Etown's customer service employees found themselves locked out of the building when they reported for work in San Francisco's Mission District on the morning of Wednesday, February 14. Workers in the New York office were told to clean out their desks immediately and be gone by the end of the day, according to one widely circulated email from a former Etowner. In November, Etown's San Francisco employees had voted to form a union and were rewarded by having 13 of their comrades laid off a few days later. (The new economy mirrors the old: A similar move by customer service workers at Amazon.com was followed by the liquidation of the entire department.)

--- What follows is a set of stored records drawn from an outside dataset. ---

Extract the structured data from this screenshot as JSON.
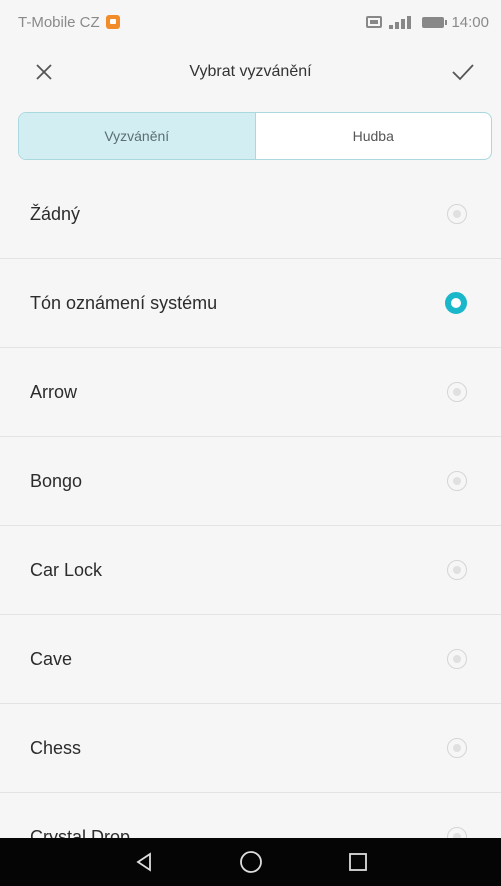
{
  "status_bar": {
    "carrier": "T-Mobile CZ",
    "time": "14:00"
  },
  "header": {
    "title": "Vybrat vyzvánění",
    "close_icon": "close-icon",
    "confirm_icon": "checkmark-icon"
  },
  "tabs": [
    {
      "label": "Vyzvánění",
      "active": true
    },
    {
      "label": "Hudba",
      "active": false
    }
  ],
  "ringtones": [
    {
      "label": "Žádný",
      "selected": false
    },
    {
      "label": "Tón oznámení systému",
      "selected": true
    },
    {
      "label": "Arrow",
      "selected": false
    },
    {
      "label": "Bongo",
      "selected": false
    },
    {
      "label": "Car Lock",
      "selected": false
    },
    {
      "label": "Cave",
      "selected": false
    },
    {
      "label": "Chess",
      "selected": false
    },
    {
      "label": "Crystal Drop",
      "selected": false
    }
  ],
  "navbar": {
    "back_icon": "back-triangle-icon",
    "home_icon": "home-circle-icon",
    "recents_icon": "recents-square-icon"
  },
  "colors": {
    "accent": "#19b7c9",
    "tab_active_bg": "#d3eef2",
    "tab_border": "#a9d8df",
    "notification": "#f28c28"
  }
}
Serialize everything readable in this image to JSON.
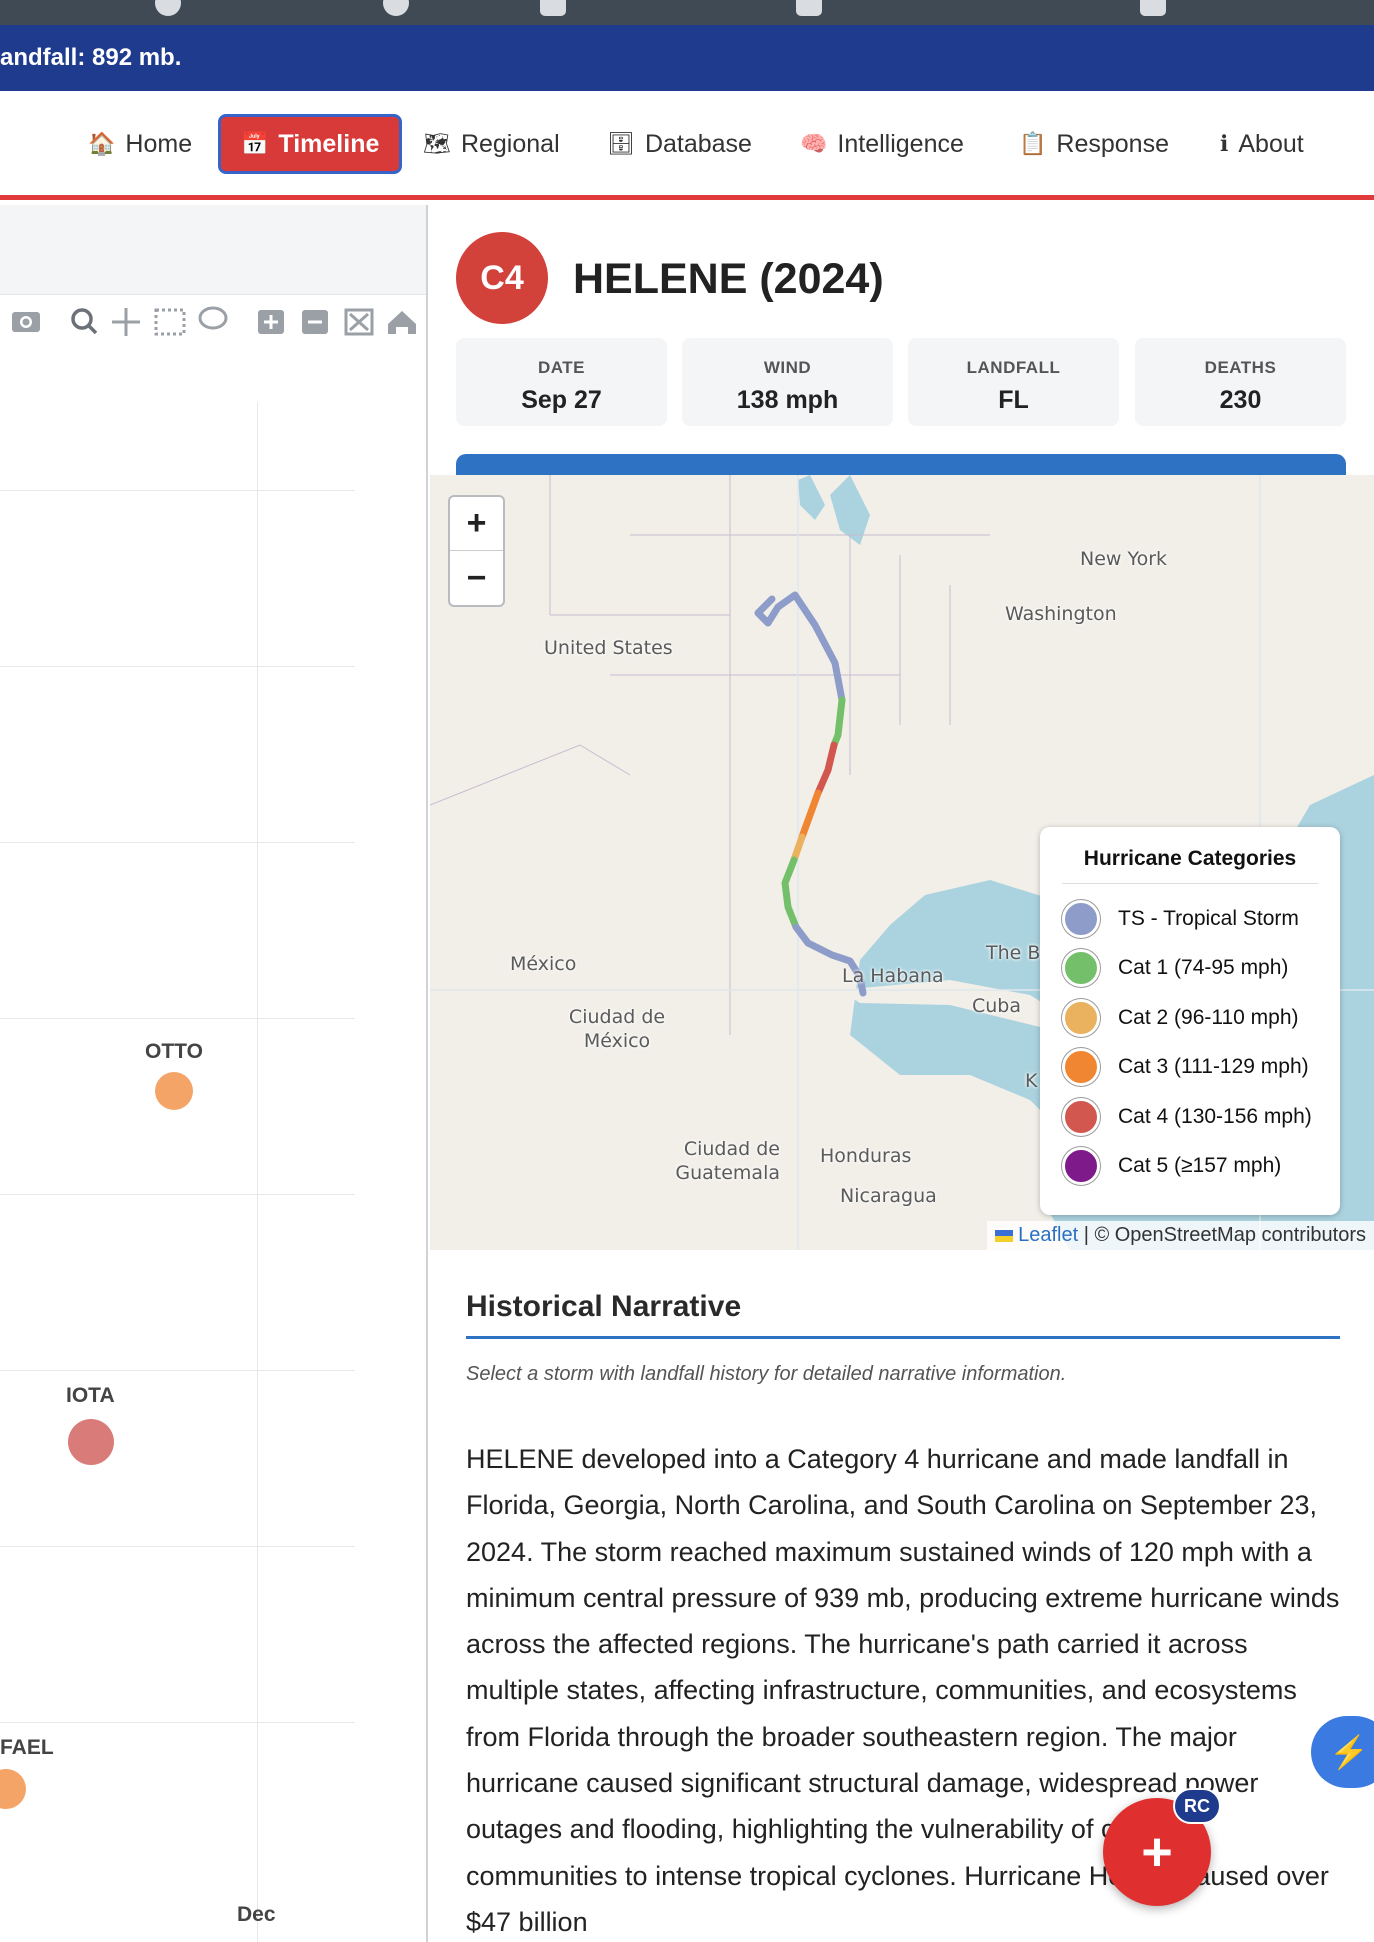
{
  "banner": {
    "text": "andfall: 892 mb."
  },
  "nav": [
    {
      "icon": "🏠",
      "icon_name": "home-icon",
      "label": "Home"
    },
    {
      "icon": "📅",
      "icon_name": "calendar-icon",
      "label": "Timeline",
      "active": true
    },
    {
      "icon": "🗺",
      "icon_name": "map-icon",
      "label": "Regional"
    },
    {
      "icon": "🗄",
      "icon_name": "database-icon",
      "label": "Database"
    },
    {
      "icon": "🧠",
      "icon_name": "brain-icon",
      "label": "Intelligence"
    },
    {
      "icon": "📋",
      "icon_name": "clipboard-icon",
      "label": "Response"
    },
    {
      "icon": "ℹ",
      "icon_name": "info-icon",
      "label": "About"
    }
  ],
  "chart": {
    "modebar": [
      "camera-icon",
      "zoom-icon",
      "pan-icon",
      "box-select-icon",
      "lasso-icon",
      "zoom-in-icon",
      "zoom-out-icon",
      "autoscale-icon",
      "reset-home-icon"
    ],
    "storms": [
      {
        "name": "OTTO",
        "color": "#f5a467"
      },
      {
        "name": "IOTA",
        "color": "#d97b78"
      },
      {
        "name": "FAEL",
        "color": "#f5a467"
      }
    ],
    "x_label": "Dec"
  },
  "storm": {
    "badge": "C4",
    "title": "HELENE (2024)",
    "stats": [
      {
        "label": "DATE",
        "value": "Sep 27"
      },
      {
        "label": "WIND",
        "value": "138 mph"
      },
      {
        "label": "LANDFALL",
        "value": "FL"
      },
      {
        "label": "DEATHS",
        "value": "230"
      }
    ]
  },
  "map": {
    "zoom_in": "+",
    "zoom_out": "−",
    "labels": {
      "new_york": "New York",
      "washington": "Washington",
      "united_states": "United States",
      "mexico": "México",
      "ciudad_de_mexico": "Ciudad de México",
      "la_habana": "La Habana",
      "cuba": "Cuba",
      "the_b": "The B",
      "ciudad_de_guatemala": "Ciudad de Guatemala",
      "honduras": "Honduras",
      "nicaragua": "Nicaragua",
      "k": "K"
    },
    "legend": {
      "title": "Hurricane Categories",
      "items": [
        {
          "label": "TS - Tropical Storm",
          "color": "#8e9cc9"
        },
        {
          "label": "Cat 1 (74-95 mph)",
          "color": "#74c06a"
        },
        {
          "label": "Cat 2 (96-110 mph)",
          "color": "#eab15e"
        },
        {
          "label": "Cat 3 (111-129 mph)",
          "color": "#f08532"
        },
        {
          "label": "Cat 4 (130-156 mph)",
          "color": "#d2574f"
        },
        {
          "label": "Cat 5 (≥157 mph)",
          "color": "#7e1a8a"
        }
      ]
    },
    "attribution": {
      "leaflet": "Leaflet",
      "osm": "| © OpenStreetMap contributors"
    }
  },
  "narrative": {
    "title": "Historical Narrative",
    "subtitle": "Select a storm with landfall history for detailed narrative information.",
    "body": "HELENE developed into a Category 4 hurricane and made landfall in Florida, Georgia, North Carolina, and South Carolina on September 23, 2024. The storm reached maximum sustained winds of 120 mph with a minimum central pressure of 939 mb, producing extreme hurricane winds across the affected regions. The hurricane's path carried it across multiple states, affecting infrastructure, communities, and ecosystems from Florida through the broader southeastern region. The major hurricane caused significant structural damage, widespread power outages and flooding, highlighting the vulnerability of coastal communities to intense tropical cyclones. Hurricane Helene caused over $47 billion"
  },
  "fab": {
    "label": "+",
    "badge": "RC"
  },
  "bolt": {
    "label": "⚡"
  }
}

The February shuttering of the business was not related to the organizing drive, according to Etown executives, a statement that was echoed by Erin Poh, a representative of the Northern California Media Workers Guild, who had been working with the site's employees. Etown had simply exhausted its finances, Heiblim told reporters. Workers were told they would not be paid for their last two and a half weeks, an announcement that provoked outrage among them. "Living in San Francisco, having three weeks of work just written off is not plausible, especially for people at my level," said former service representative Eric Anderson. "Scrimping and saving is already hard enough." Etown workers will attempt to win their back pay by filing a complaint with the National Labor Relations Board, Anderson told the San Francisco Chronicle. The city's cost of living is one of the highest in the United States.
On the day the office was padlocked, Heiblim tried to put a positive spin on the situation, saying he was still pursuing additional funding for the company. "We're not going to give up trying to find financing," he stated. "But we have to let people go because we can't pay them. If I find someone to give me funds next week, I'll see if I can get people to come back to work."
Etown's troubles may be deeper than Heiblim acknowledged. According to an in-depth analysis of the collapsing e-commerce phenomenon by Wall Street Journal reporter Stephanie Miles ("Dot-Coms May Need Crash Course In Labor Law Amid Broad Layoffs," January 30), companies like Collaborative Media who engage in abrupt wholesale dismissal of workers may be in violation of the federal Worker Adjustment and Retraining Notification Act (WARN).
WARN is intended to provide a degree of economic protection for workers affected by closings (at companies with 100 or more employees) by giving them at least 60 days notice and access to outplacement services at the employer's expense. Employers may also comply with WARN by giving dismissed workers 60 days' pay.
Most Internet startups are not even aware of WARN, Miles mentions, nor do they realize that its provisions apply to "JAVA coders as well as to steelworkers." One Connecticut Internet business, Walker Digital, Inc., has already been sued by that state's attorney general for failing to comply with the law. Labor attorney Donald Savelson told Miles that concern about WARN among Web-based businesses is "becoming more common as more companies are going in the tank."
Etown featured a number of high-profile writers in the specialty audio and home theater arenas, who wrote voluble reviews (at New Yorker word rates) of products offered for sale on the site. Mixing ostensibly objective opinion with blatant sales pitches—a practice known as "advertorial" in print journalistic circles—brought Etown's contributors plenty of criticism from other writers, but never seemed to bother the thousands of consumers who visited the site. How quickly Etown's now unemployed scribes will find work or regain their credibility among their peers is anyone's guess.